Would you retype the whole listing exactly?

------ Data extracts ------

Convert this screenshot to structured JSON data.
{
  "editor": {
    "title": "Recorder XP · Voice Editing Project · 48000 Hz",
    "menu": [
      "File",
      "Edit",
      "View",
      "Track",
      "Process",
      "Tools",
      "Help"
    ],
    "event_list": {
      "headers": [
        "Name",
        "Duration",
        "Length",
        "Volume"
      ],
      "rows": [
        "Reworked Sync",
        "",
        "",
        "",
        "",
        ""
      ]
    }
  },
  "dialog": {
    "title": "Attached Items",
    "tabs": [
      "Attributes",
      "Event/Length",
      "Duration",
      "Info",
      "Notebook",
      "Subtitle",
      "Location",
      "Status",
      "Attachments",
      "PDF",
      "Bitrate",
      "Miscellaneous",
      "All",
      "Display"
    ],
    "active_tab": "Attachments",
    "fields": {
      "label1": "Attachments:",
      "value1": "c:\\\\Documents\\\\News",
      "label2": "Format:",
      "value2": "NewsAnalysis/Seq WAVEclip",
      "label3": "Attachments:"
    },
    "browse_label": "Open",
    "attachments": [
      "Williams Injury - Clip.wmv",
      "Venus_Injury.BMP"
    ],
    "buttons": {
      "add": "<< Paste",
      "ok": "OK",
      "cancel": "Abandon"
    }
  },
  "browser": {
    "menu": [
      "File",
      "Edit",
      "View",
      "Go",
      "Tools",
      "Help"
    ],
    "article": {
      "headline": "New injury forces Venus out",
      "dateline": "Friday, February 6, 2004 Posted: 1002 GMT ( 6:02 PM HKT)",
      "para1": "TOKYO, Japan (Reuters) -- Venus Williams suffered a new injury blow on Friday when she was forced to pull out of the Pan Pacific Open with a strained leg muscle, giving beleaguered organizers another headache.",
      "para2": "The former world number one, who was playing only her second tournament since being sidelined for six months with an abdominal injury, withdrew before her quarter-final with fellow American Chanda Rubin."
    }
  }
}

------

▶ _Solved exercise_:
Convert this screenshot to structured JSON data.
{
  "editor": {
    "title": "Recorder XP · Voice Editing Project · 48000 Hz",
    "menu": [
      "File",
      "Edit",
      "View",
      "Track",
      "Process",
      "Tools",
      "Help"
    ],
    "event_list": {
      "headers": [
        "Name",
        "Duration",
        "Length",
        "Volume"
      ],
      "rows": [
        "Reworked Sync",
        "",
        "",
        "",
        "",
        ""
      ]
    }
  },
  "dialog": {
    "title": "Attached Items",
    "tabs": [
      "Attributes",
      "Event/Length",
      "Duration",
      "Info",
      "Notebook",
      "Subtitle",
      "Location",
      "Status",
      "Attachments",
      "PDF",
      "Bitrate",
      "Miscellaneous",
      "All",
      "Display"
    ],
    "active_tab": "Attachments",
    "fields": {
      "label1": "Attachments:",
      "value1": "c:\\\\Documents\\\\News",
      "label2": "Format:",
      "value2": "NewsAnalysis/Seq WAVEclip",
      "label3": "Attachments:"
    },
    "browse_label": "Open",
    "attachments": [
      "Williams Injury - Clip.wmv",
      "Venus_Injury.BMP"
    ],
    "buttons": {
      "add": "<< Paste",
      "ok": "OK",
      "cancel": "Abandon"
    }
  },
  "browser": {
    "menu": [
      "File",
      "Edit",
      "View",
      "Go",
      "Tools",
      "Help"
    ],
    "article": {
      "headline": "New injury forces Venus out",
      "dateline": "Friday, February 6, 2004 Posted: 1002 GMT ( 6:02 PM HKT)",
      "para1": "TOKYO, Japan (Reuters) -- Venus Williams suffered a new injury blow on Friday when she was forced to pull out of the Pan Pacific Open with a strained leg muscle, giving beleaguered organizers another headache.",
      "para2": "The former world number one, who was playing only her second tournament since being sidelined for six months with an abdominal injury, withdrew before her quarter-final with fellow American Chanda Rubin."
    }
  }
}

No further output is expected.